First revealed last month, the Frame Capture and Analysis tool (FCAT) has significantly altered how we go about measuring the smoothness of video game rendering. By marking frames with a color strip and then analyzing recordings of the resulting output, we can tell just how far apart frames are when being displayed, and how much of a frame has been displayed.
Our goal with FCAT was to run an in-depth article about it shortly before the launch of the 7990 as a preparatory article for today’s launch. However like most ambitious goals, that hasn’t panned out. AMD of course is dropping new drivers for the 7990 – Catalyst 13.5b2 – but NVIDIA also dropped their new 320.00 drivers at the end of last week. As a result we’ve effectively had to rebuild our benchmark results in the last week, and throw out much of the old FCAT data we had already collected. Coupled with driver problems and a later problem with FCAT capture (which has since been resolved), and we’ve been left with plenty to do and not enough time to do it.
The end result is that we’re not going to have FCAT data for today’s launch, as there simply hasn’t been enough time to put it together. FCAT was specifically designed for multi-GPU testing so this is an ideal use case for it and we’d otherwise like to have it, but without complete results it’s not very useful. Sorry guys.
The good news is that this means we have (and will be compiling) FCAT results for our cards based on the very latest drivers. So we’ll get to the bottom of frame pacing on the 7990, GTX 690, and more with an FCAT article later this week or early next week. So please stay tuned for that.
On a side note, AMD is also sampling a very early preview of their new frame pacing optimized driver to the press for this launch. It’s based off of an older branch of the Catalyst driver set and AMD still has quite a bit of work to go until it’s in shipping condition. But for anyone wondering if AMD can put together a good frame pacing solution, things are looking good right now. We’ll have more on this, including some early results, in our upcoming FCAT article.
For the launch of the 7990, AMD is sampling the press with Catalyst 13.5b2. This is the driver from the next branch of the software, so it includes performance improvements for several games. We’ve seen improvements in DiRT: Showdown, Sleeping Dogs, and Hitman: Absolution, though until AMD publically publishes the driver and its associated release notes we don’t have a complete list of what games are impacted.
Meanwhile as previously mentioned, NVIDIA just released the first beta of their next branch too, R319. The 320.00 betas were released yesterday, and include performance improvements in DiRT: Showdown, Sleeping Dogs, Crysis 3, and several other games as listed in NVIDIA’s notes. Unfortunately these drivers have also turned up an issue in Battlefield 3 and SLI; terrain rendering isn’t working correctly, at least on our testbed. We’re still working with NVIDIA on this one as it looks to be a rare issue (no one else has reproduced it thus far), so for the moment we’re sticking with our 314.22 BF3 results.

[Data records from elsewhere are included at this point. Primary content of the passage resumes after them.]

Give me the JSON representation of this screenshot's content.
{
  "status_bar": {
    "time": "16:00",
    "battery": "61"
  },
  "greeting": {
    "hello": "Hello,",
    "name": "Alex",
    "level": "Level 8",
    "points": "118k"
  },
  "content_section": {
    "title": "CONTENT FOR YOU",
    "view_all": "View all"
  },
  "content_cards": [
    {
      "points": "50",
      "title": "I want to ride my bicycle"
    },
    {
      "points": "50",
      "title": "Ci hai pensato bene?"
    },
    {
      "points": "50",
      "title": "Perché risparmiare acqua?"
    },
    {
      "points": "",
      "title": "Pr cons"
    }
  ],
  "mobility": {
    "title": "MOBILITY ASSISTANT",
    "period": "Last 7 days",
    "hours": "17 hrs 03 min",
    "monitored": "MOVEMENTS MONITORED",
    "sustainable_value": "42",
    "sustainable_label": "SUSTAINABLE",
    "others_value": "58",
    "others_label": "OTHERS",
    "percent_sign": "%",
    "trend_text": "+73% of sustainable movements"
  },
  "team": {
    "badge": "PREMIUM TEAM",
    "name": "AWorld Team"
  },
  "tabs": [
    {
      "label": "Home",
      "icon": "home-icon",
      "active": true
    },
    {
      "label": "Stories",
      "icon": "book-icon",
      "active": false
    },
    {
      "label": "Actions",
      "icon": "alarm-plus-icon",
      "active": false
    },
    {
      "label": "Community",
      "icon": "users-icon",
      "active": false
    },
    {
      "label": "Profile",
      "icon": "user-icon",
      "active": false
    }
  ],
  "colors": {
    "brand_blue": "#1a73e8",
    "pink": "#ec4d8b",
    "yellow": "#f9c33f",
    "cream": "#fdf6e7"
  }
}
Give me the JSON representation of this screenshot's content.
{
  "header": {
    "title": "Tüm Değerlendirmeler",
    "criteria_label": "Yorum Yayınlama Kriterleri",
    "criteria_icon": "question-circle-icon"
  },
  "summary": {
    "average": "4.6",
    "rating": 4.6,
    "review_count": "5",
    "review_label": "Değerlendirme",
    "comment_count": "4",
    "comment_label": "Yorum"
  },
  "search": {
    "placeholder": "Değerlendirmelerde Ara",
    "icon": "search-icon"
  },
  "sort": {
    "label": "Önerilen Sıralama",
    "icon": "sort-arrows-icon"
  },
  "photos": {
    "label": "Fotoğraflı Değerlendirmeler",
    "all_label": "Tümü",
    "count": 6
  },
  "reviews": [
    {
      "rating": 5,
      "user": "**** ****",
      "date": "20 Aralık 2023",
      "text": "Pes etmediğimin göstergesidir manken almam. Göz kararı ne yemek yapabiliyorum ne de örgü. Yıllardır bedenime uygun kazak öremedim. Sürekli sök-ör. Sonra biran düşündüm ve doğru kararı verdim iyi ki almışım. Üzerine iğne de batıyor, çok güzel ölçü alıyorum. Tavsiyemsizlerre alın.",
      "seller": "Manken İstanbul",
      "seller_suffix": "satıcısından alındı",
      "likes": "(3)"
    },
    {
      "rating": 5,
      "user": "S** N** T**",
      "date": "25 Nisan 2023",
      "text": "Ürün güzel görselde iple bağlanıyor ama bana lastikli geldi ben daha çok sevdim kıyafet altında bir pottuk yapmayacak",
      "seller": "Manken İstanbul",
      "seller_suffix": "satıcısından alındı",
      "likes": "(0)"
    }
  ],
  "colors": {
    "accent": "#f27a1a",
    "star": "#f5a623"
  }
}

On a final note, with our site design complete, GPU Bench 2013 is finally live. As always, you can find our latest GPU performance results in there and use those results compare the various cards we’ve benchmarked thus far.
|CPU:||Intel Core i7-3960X @ 4.3GHz|
|Motherboard:||EVGA X79 SLI|
|Power Supply:||Antec True Power Quattro 1200|
|Hard Disk:||Samsung 470 (256GB)|
|Memory:||G.Skill Ripjaws DDR3-1867 4 x 4GB (8-10-9-26)|
|Case:||Thermaltake Spedo Advance|
AMD Radeon HD 6990
NVIDIA ForceWare 320.00
AMD Catalyst 13.5 Beta 2
|OS:||Windows 8 Pro|